Start your plan to wrestle control from the sanity-threatening mass by setting up a series of folders for the big sections of your emails. e.g. if you are a member of CWOSA (Christian Writers of South Africa) you could make a folder called CWOSA. Do a number of these, for each main group of your emails. You may want to do one for Family or for any other group that writes to you frequently.

Next look for how to make Message Rules. It will be among the options at the top of your Email programme. Now set up corresponding rules for each box. For example, if you’re a member of CWOSA, you would arrange for all emails with the subject line CWOSA to go direct to the folder of that name. If you’ve called a folder “Family” then your rule would be something like all email from . . . and give a list of the email addresses that come from family. Click on AND after each one and you’ll be able to add another address. If you forget someone, you can always return to the “message rules” and modify that one.

Every morning (or whatever time you set aside to “Do Emails”) do a quick sweep through your folders. If there are new posts in the folders, the title of the folder eg. CWOSA should be bold. Click it open, and skim through the mail.

  • Some may not be relevant. Delete them immediately.
  • Delete adverts, appeals for money, forwards – I hate the way people see an email with a beautiful message and feel they HAVE to send them off to everyone in their address book. I delete the lot. The only ones I glance at is if they come from one of four people, folk whom I know won’t waste my time.
  • Some of the emails in the folder will be ones you want to come back to. Mark them as “WATCH”.
  • Those you can answer quickly, dash of a reply, remembering that this is NOT the time for long emails. The only messages I read are those from senders I know and/or with subject lines that catch my attention.

Once you’ve done this, or at a scheduled time later in the day, go back through the folders and deal with / respond to all the emails marked red.

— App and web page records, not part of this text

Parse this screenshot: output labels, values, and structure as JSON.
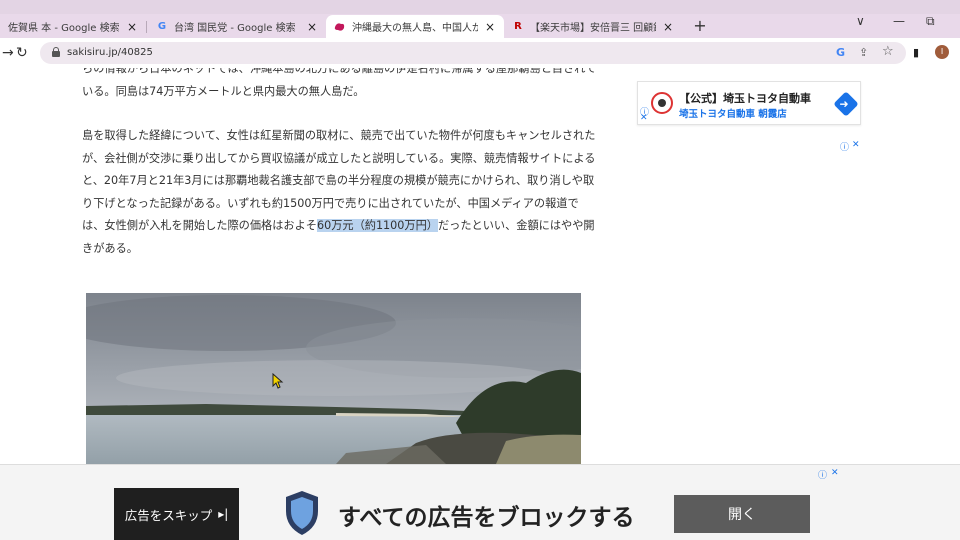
{
  "browser": {
    "tabs": [
      {
        "title": "佐賀県 本 - Google 検索",
        "favicon": "google-icon"
      },
      {
        "title": "台湾 国民党 - Google 検索",
        "favicon": "google-icon"
      },
      {
        "title": "沖縄最大の無人島、中国人が買収",
        "favicon": "site-icon"
      },
      {
        "title": "【楽天市場】安倍晋三 回顧録",
        "favicon": "rakuten-icon"
      }
    ],
    "active_tab": 2,
    "url": "sakisiru.jp/40825",
    "profile_initial": "I",
    "google_glyph": "G",
    "rakuten_glyph": "R",
    "close_glyph": "×",
    "newtab_glyph": "+",
    "nav": {
      "back": "←",
      "forward": "→",
      "reload": "↻"
    },
    "window": {
      "dropdown": "∨",
      "minimize": "—",
      "restore": "⧉"
    },
    "toolbar_icons": {
      "google_lens": "G",
      "share": "⇪",
      "bookmark": "☆",
      "sidebar": "▮",
      "menu": "⋮"
    }
  },
  "article": {
    "p1": "らの情報から日本のネットでは、沖縄本島の北方にある離島の伊是名村に帰属する屋那覇島と目されている。同島は74万平方メートルと県内最大の無人島だ。",
    "p2_main": "島を取得した経緯について、女性は紅星新聞の取材に、競売で出ていた物件が何度もキャンセルされたが、会社側が交渉に乗り出してから買収協議が成立したと説明している。実際、競売情報サイトによると、20年7月と21年3月には那覇地裁名護支部で島の半分程度の規模が競売にかけられ、取り消しや取り下げとなった記録がある。いずれも約1500万円で売りに出されていたが、中国メディアの報道では、女性側が入札を開始した際の価格はおよそ",
    "p2_highlight": "60万元（約1100万円）",
    "p2_end": "だったといい、金額にはやや開きがある。"
  },
  "sidebar_ad": {
    "title": "【公式】埼玉トヨタ自動車",
    "subtitle": "埼玉トヨタ自動車 朝霞店",
    "arrow_glyph": "➜",
    "adchoices_glyph": "ⓘ",
    "close_glyph": "✕"
  },
  "bottom_ad": {
    "skip_label": "広告をスキップ",
    "skip_glyph": "▸|",
    "headline": "すべての広告をブロックする",
    "open_label": "開く",
    "adchoices_glyph": "ⓘ",
    "close_glyph": "✕"
  },
  "colors": {
    "tab_strip": "#e9d9ea",
    "highlight": "#b9d3ef",
    "link_blue": "#1a73e8",
    "skip_bg": "#1f1f1f",
    "open_bg": "#5c5c5c"
  }
}
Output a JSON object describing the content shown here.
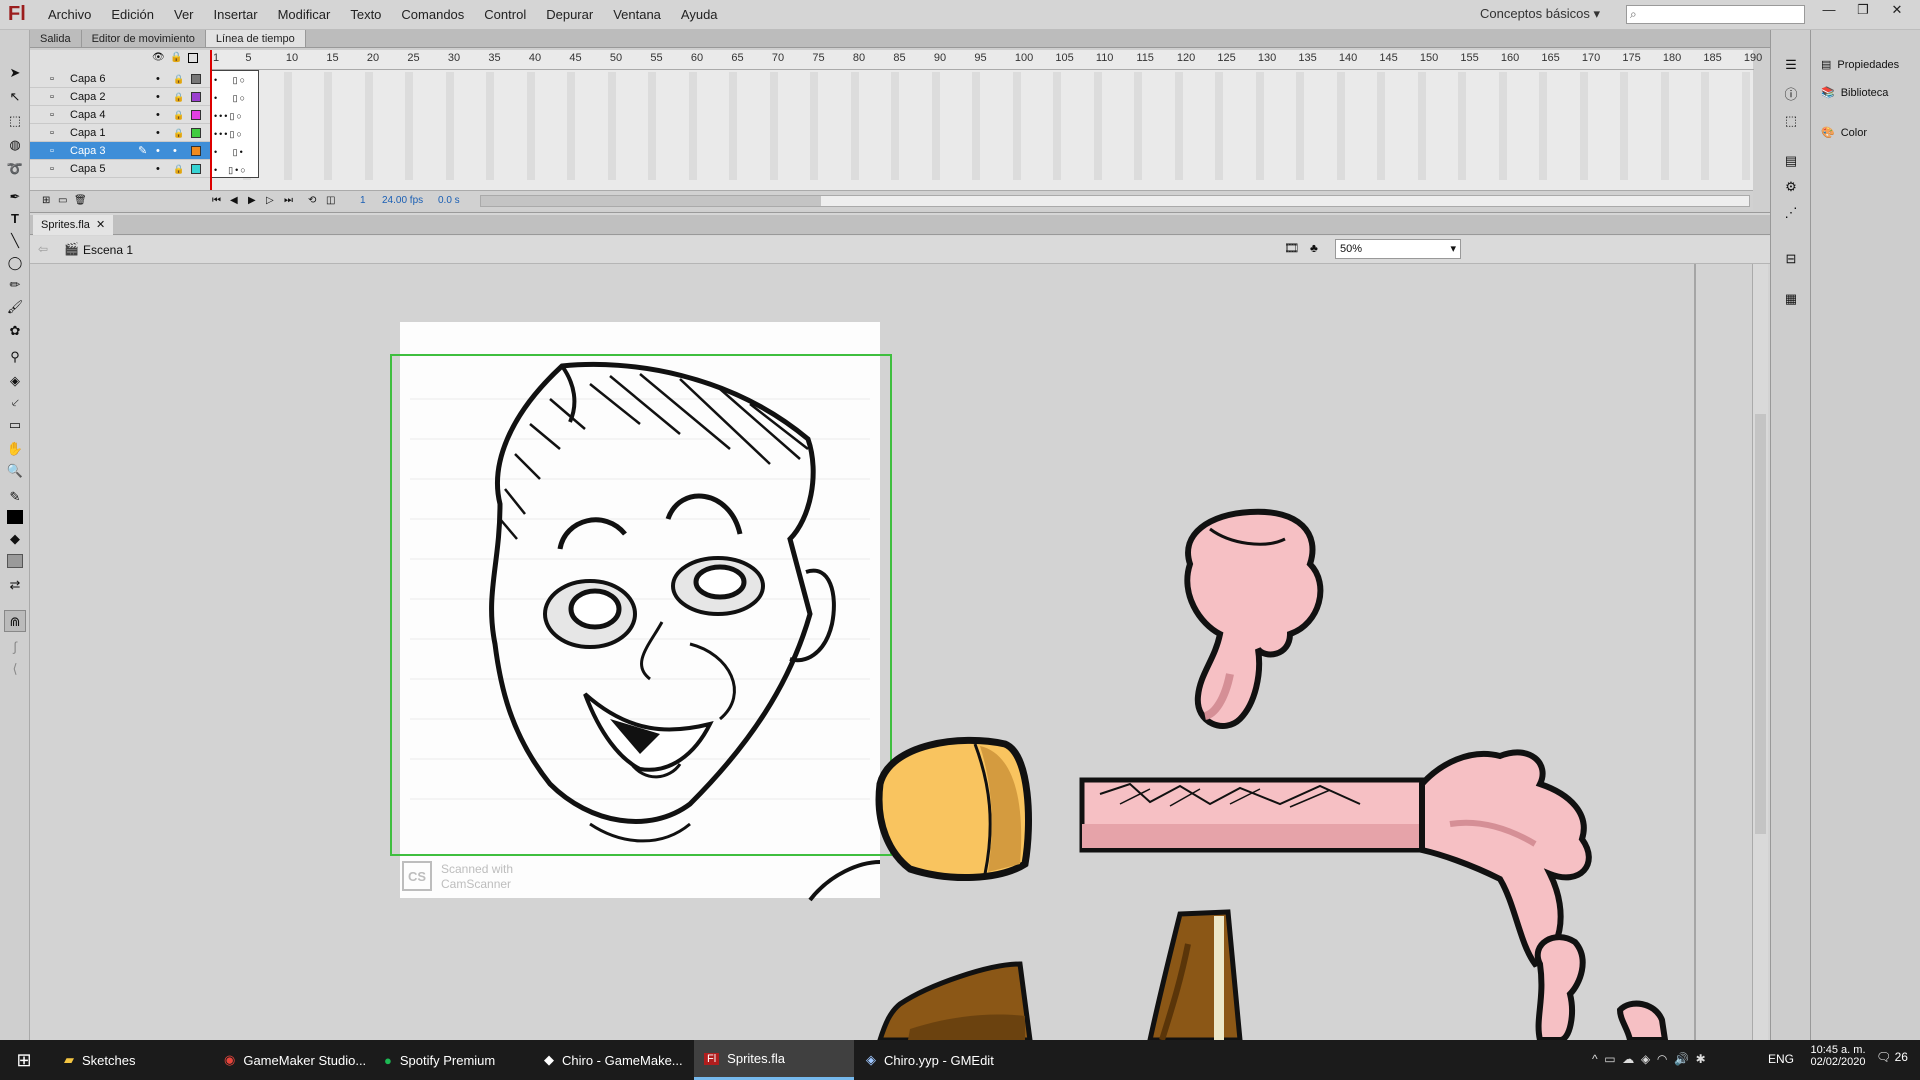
{
  "app": {
    "logo": "Fl"
  },
  "menu": [
    "Archivo",
    "Edición",
    "Ver",
    "Insertar",
    "Modificar",
    "Texto",
    "Comandos",
    "Control",
    "Depurar",
    "Ventana",
    "Ayuda"
  ],
  "workspace": "Conceptos básicos",
  "panel_tabs": [
    "Salida",
    "Editor de movimiento",
    "Línea de tiempo"
  ],
  "layers": [
    "Capa 6",
    "Capa 2",
    "Capa 4",
    "Capa 1",
    "Capa 3",
    "Capa 5"
  ],
  "layer_colors": [
    "#777777",
    "#9b3fd0",
    "#e340e3",
    "#3fcc3f",
    "#f08a1e",
    "#36d3d3"
  ],
  "selected_layer": "Capa 3",
  "ruler": [
    "1",
    "5",
    "10",
    "15",
    "20",
    "25",
    "30",
    "35",
    "40",
    "45",
    "50",
    "55",
    "60",
    "65",
    "70",
    "75",
    "80",
    "85",
    "90",
    "95",
    "100",
    "105",
    "110",
    "115",
    "120",
    "125",
    "130",
    "135",
    "140",
    "145",
    "150",
    "155",
    "160",
    "165",
    "170",
    "175",
    "180",
    "185",
    "190"
  ],
  "timeline_footer": {
    "frame": "1",
    "fps": "24.00 fps",
    "time": "0.0 s"
  },
  "document_tab": "Sprites.fla",
  "scene": "Escena 1",
  "zoom": "50%",
  "right_panel": [
    "Propiedades",
    "Biblioteca",
    "Color"
  ],
  "watermark": {
    "badge": "CS",
    "line1": "Scanned with",
    "line2": "CamScanner"
  },
  "taskbar": {
    "items": [
      "Sketches",
      "GameMaker Studio...",
      "Spotify Premium",
      "Chiro - GameMake...",
      "Sprites.fla",
      "Chiro.yyp - GMEdit"
    ],
    "active": "Sprites.fla",
    "lang": "ENG",
    "time": "10:45 a. m.",
    "date": "02/02/2020",
    "notifications": "26"
  }
}
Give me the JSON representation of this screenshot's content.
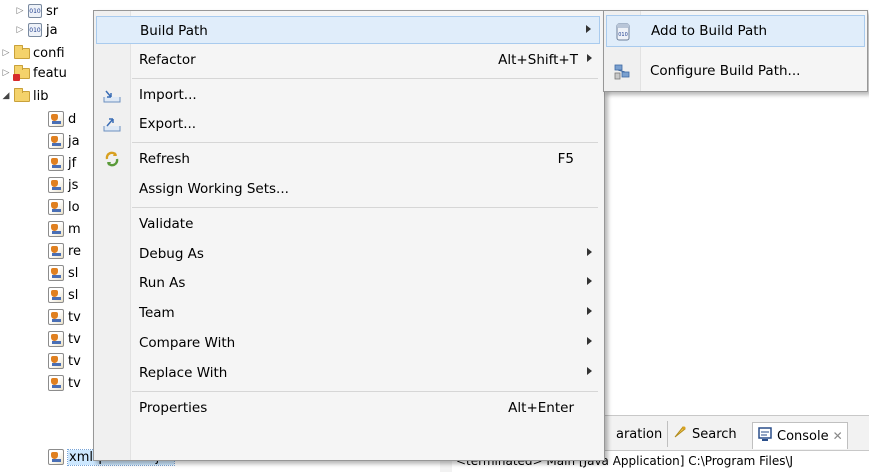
{
  "tree": {
    "rows": [
      {
        "label": "sr",
        "kind": "pkgjar",
        "twisty": "closed"
      },
      {
        "label": "ja",
        "kind": "pkgjar",
        "twisty": "closed"
      },
      {
        "label": "confi",
        "kind": "folder",
        "twisty": "closed"
      },
      {
        "label": "featu",
        "kind": "folder-error",
        "twisty": "closed"
      },
      {
        "label": "lib",
        "kind": "folder",
        "twisty": "open"
      },
      {
        "label": "d",
        "kind": "jar"
      },
      {
        "label": "ja",
        "kind": "jar"
      },
      {
        "label": "jf",
        "kind": "jar"
      },
      {
        "label": "js",
        "kind": "jar"
      },
      {
        "label": "lo",
        "kind": "jar"
      },
      {
        "label": "m",
        "kind": "jar"
      },
      {
        "label": "re",
        "kind": "jar"
      },
      {
        "label": "sl",
        "kind": "jar"
      },
      {
        "label": "sl",
        "kind": "jar"
      },
      {
        "label": "tv",
        "kind": "jar"
      },
      {
        "label": "tv",
        "kind": "jar"
      },
      {
        "label": "tv",
        "kind": "jar"
      },
      {
        "label": "tv",
        "kind": "jar"
      },
      {
        "label": "xmlrpc-1.1.1.jar",
        "kind": "jar",
        "selected": true
      }
    ]
  },
  "context_menu": {
    "items": [
      {
        "label": "Build Path",
        "shortcut": "",
        "submenu": true,
        "icon": "",
        "hover": true
      },
      {
        "label": "Refactor",
        "shortcut": "Alt+Shift+T",
        "submenu": true,
        "icon": ""
      },
      {
        "separator": true
      },
      {
        "label": "Import...",
        "shortcut": "",
        "icon": "import-icon"
      },
      {
        "label": "Export...",
        "shortcut": "",
        "icon": "export-icon"
      },
      {
        "separator": true
      },
      {
        "label": "Refresh",
        "shortcut": "F5",
        "icon": "refresh-icon"
      },
      {
        "label": "Assign Working Sets...",
        "shortcut": "",
        "icon": ""
      },
      {
        "separator": true
      },
      {
        "label": "Validate",
        "shortcut": "",
        "icon": ""
      },
      {
        "label": "Debug As",
        "shortcut": "",
        "submenu": true,
        "icon": ""
      },
      {
        "label": "Run As",
        "shortcut": "",
        "submenu": true,
        "icon": ""
      },
      {
        "label": "Team",
        "shortcut": "",
        "submenu": true,
        "icon": ""
      },
      {
        "label": "Compare With",
        "shortcut": "",
        "submenu": true,
        "icon": ""
      },
      {
        "label": "Replace With",
        "shortcut": "",
        "submenu": true,
        "icon": ""
      },
      {
        "separator": true
      },
      {
        "label": "Properties",
        "shortcut": "Alt+Enter",
        "icon": ""
      }
    ]
  },
  "submenu": {
    "items": [
      {
        "label": "Add to Build Path",
        "icon": "add-to-build-path-icon",
        "hover": true
      },
      {
        "label": "Configure Build Path...",
        "icon": "configure-build-path-icon"
      }
    ]
  },
  "console_panel": {
    "tabs": [
      {
        "label": "aration",
        "icon": ""
      },
      {
        "label": "Search",
        "icon": "search-icon"
      },
      {
        "label": "Console",
        "icon": "console-icon"
      }
    ],
    "status_line": "<terminated> Main [Java Application] C:\\Program Files\\J"
  },
  "colors": {
    "menu_bg": "#f5f5f5",
    "menu_border": "#979797",
    "hover_bg": "#e0edfa",
    "hover_border": "#a9cbee",
    "selection_bg": "#cde8ff"
  }
}
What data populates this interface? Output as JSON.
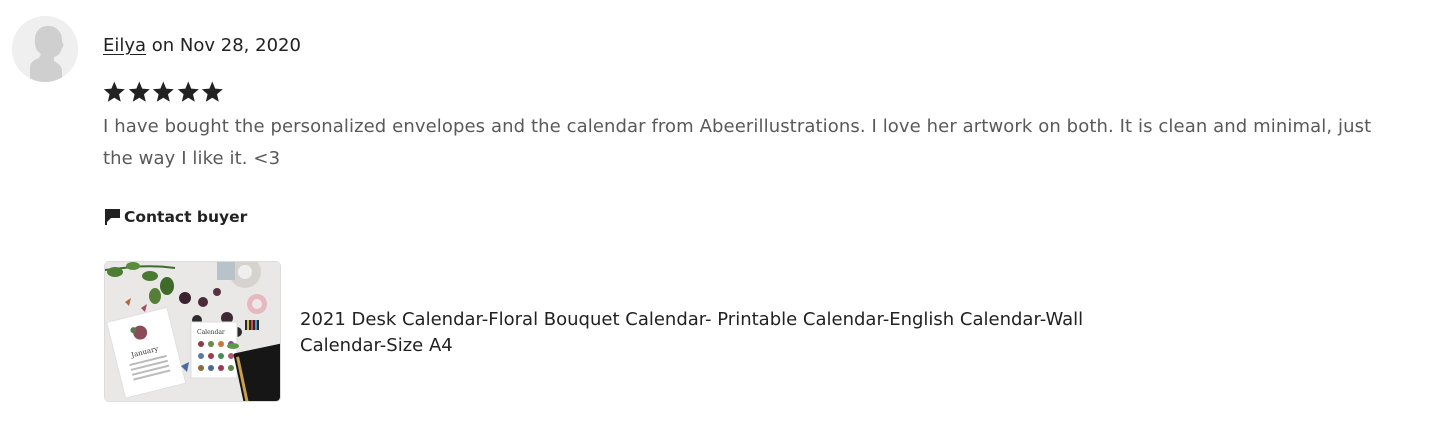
{
  "review": {
    "author": "Eilya",
    "date_text": " on Nov 28, 2020",
    "rating": 5,
    "rating_max": 5,
    "star_color": "#222222",
    "text": "I have bought the personalized envelopes and the calendar from Abeerillustrations. I love her artwork on both. It is clean and minimal, just the way I like it. <3"
  },
  "actions": {
    "contact_label": "Contact buyer",
    "contact_icon": "speech-flag-icon"
  },
  "listing": {
    "title": "2021 Desk Calendar-Floral Bouquet Calendar- Printable Calendar-English Calendar-Wall Calendar-Size A4",
    "image_label": "January"
  },
  "avatar": {
    "icon": "default-user-silhouette-icon"
  }
}
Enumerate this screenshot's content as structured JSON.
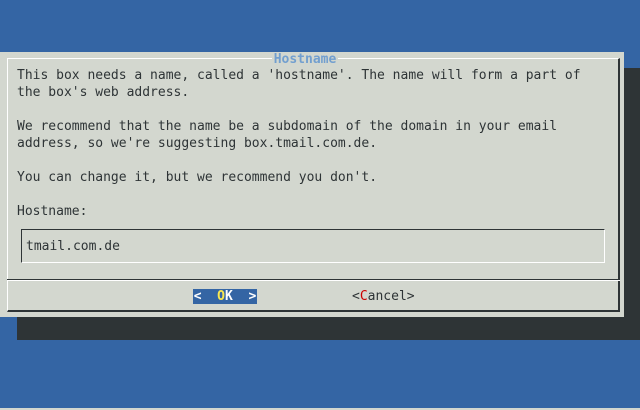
{
  "dialog": {
    "title": "Hostname",
    "message_lines": [
      "This box needs a name, called a 'hostname'. The name will form a part of",
      "the box's web address.",
      "We recommend that the name be a subdomain of the domain in your email",
      "address, so we're suggesting box.tmail.com.de.",
      "You can change it, but we recommend you don't."
    ],
    "field_label": "Hostname:",
    "field_value": "tmail.com.de"
  },
  "buttons": {
    "ok": {
      "left": "<  ",
      "hotkey": "O",
      "rest": "K",
      "right": "  >"
    },
    "cancel": {
      "left": "<",
      "hotkey": "C",
      "rest": "ancel",
      "right": ">"
    }
  },
  "colors": {
    "background": "#3465a4",
    "dialog": "#d3d7cf",
    "title": "#729fcf",
    "shadow": "#2e3436",
    "hotkey_selected": "#fce94f",
    "hotkey": "#cc0000"
  }
}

If it’s something you want to remember or need to keep track of, see you have a folder marked _Check monthly_ or something like that. (Then don’t forget to check monthly!)

I’ve been doing this with my new laptop since I got it about 5 months ago. The result is a laptop with NO – read that again – NO emails in my inbox. I’ve recently started to clean up my desktop but oh how I wish I had done this from the start.

Oh, one last point. I don’t have the computer downloading email during the day. It shatters me when I hop onto my email programme to send off a quick email and discover 45 emails waiting for me. That’s a guaranteed recipe for instant distraction. So I only download email when I’m ready to deal with it.

It doesn’t matter your system. The important thing is to find what works for you so you don’t waste time searching for emails or sorting through hundreds of messages of no consequence to you.

So – challenge for today.

Set up some useful folders, and make the rules to send the mail to them.

 

Looking at FaceBook

Facebook

For the next few posts, let’s look at FaceBook. This is not going to be in as much depth as the Twitter sessions were, but if you’re a writer, you need to be on FaceBook. If you have family across the world, you need to be on FaceBook. If you like to communicate with your friends and like the thought of getting in contact with friends from long ago, you need to be on FaceBook.

So, let’s make a start. read more